Cades Cove is a historic settlement in the heart of Great Smokey Mountains National Park. Among “Top 10” lists for the Smoky Mountains, Cades Cove often occupies 1st place. And there is a reason. The scenery is postcard-perfect, the preserved structures are rich in history, wildlife sitings are common, and the density of attractions to explore can fill a day.
Visitors can explore the valley on an 11-mile single lane, one-way paved loop. Like many roads in National Parks, patience is necessary. Expect holdups as this trendy stretch of road grinds to a stop as visitors attempt to find parking or gawk at wildlife. Rangers will often monitor traffic and encourage drivers to move along, but the delays are inevitable
Biking The Loop
Don’t bike around Cades Cove.
That’s not fair.
Don’t bike around Cades Cove unless it’s at a time that cars aren’t there. The narrow, single-lane road is clogged with cars crawling bumper to bumper with no bike lane. The lack of space makes it not only dangerous to share the road but means you can’t collect any momentum when the road dips to make it up some of the more involved peaks. Also, don’t drive Cades Cove. It’s 11 miles and takes hours.
Cades Cove Campground & Amenities

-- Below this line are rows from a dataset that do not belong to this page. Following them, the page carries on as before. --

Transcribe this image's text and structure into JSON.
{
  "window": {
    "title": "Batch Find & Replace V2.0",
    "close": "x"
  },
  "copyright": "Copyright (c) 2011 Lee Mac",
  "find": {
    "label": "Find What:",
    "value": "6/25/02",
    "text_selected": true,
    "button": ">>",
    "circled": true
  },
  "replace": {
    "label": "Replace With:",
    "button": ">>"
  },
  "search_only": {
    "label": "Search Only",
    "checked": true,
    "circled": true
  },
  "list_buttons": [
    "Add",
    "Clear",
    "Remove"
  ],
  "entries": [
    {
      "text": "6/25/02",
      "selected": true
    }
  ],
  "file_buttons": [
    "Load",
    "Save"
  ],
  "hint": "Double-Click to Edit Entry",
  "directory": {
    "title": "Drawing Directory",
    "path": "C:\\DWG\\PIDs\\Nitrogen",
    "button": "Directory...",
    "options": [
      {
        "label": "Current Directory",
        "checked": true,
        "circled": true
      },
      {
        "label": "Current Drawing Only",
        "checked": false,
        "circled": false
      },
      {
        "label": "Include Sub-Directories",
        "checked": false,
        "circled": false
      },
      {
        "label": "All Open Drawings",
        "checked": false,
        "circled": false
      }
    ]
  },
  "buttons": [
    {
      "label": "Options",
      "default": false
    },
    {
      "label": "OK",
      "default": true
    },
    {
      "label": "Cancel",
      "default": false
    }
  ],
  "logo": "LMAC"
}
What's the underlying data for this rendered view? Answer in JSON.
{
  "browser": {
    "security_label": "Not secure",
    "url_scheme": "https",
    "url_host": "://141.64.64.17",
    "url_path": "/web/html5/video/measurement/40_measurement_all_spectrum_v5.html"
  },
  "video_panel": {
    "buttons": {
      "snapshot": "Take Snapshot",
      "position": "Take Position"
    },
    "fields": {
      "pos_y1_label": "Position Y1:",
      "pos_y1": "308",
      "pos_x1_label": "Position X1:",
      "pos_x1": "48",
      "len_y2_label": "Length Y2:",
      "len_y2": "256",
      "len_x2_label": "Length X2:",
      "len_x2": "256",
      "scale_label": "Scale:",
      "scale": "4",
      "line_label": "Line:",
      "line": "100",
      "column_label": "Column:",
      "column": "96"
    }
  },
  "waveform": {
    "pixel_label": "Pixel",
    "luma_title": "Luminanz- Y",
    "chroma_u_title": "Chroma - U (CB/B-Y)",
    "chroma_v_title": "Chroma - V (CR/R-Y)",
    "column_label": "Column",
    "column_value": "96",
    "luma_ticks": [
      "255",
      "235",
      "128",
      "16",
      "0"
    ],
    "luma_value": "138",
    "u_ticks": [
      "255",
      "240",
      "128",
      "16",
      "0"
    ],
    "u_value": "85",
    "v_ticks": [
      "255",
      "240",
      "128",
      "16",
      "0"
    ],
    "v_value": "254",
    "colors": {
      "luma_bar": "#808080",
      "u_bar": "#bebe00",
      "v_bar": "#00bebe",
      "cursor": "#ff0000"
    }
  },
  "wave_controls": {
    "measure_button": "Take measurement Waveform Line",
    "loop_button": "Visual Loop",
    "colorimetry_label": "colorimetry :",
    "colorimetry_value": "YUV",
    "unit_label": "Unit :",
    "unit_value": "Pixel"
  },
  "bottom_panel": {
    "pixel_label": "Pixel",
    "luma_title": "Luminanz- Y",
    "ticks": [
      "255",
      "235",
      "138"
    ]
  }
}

To the left of the Cades Cove Loop entrance is the Cades Cove Campground and a complex of vendors, including bike rentals, a small grocery, and stables. Campers share facilities with flush toilets, running water, and showers. Sites feature standard tent and trailer camping sites with picnic tables, fire rings, bear boxes, and no hookups. The sites are close enough that the air is often hazy with the smoke of all the campfires. But the central location makes the close quarters worthwhile.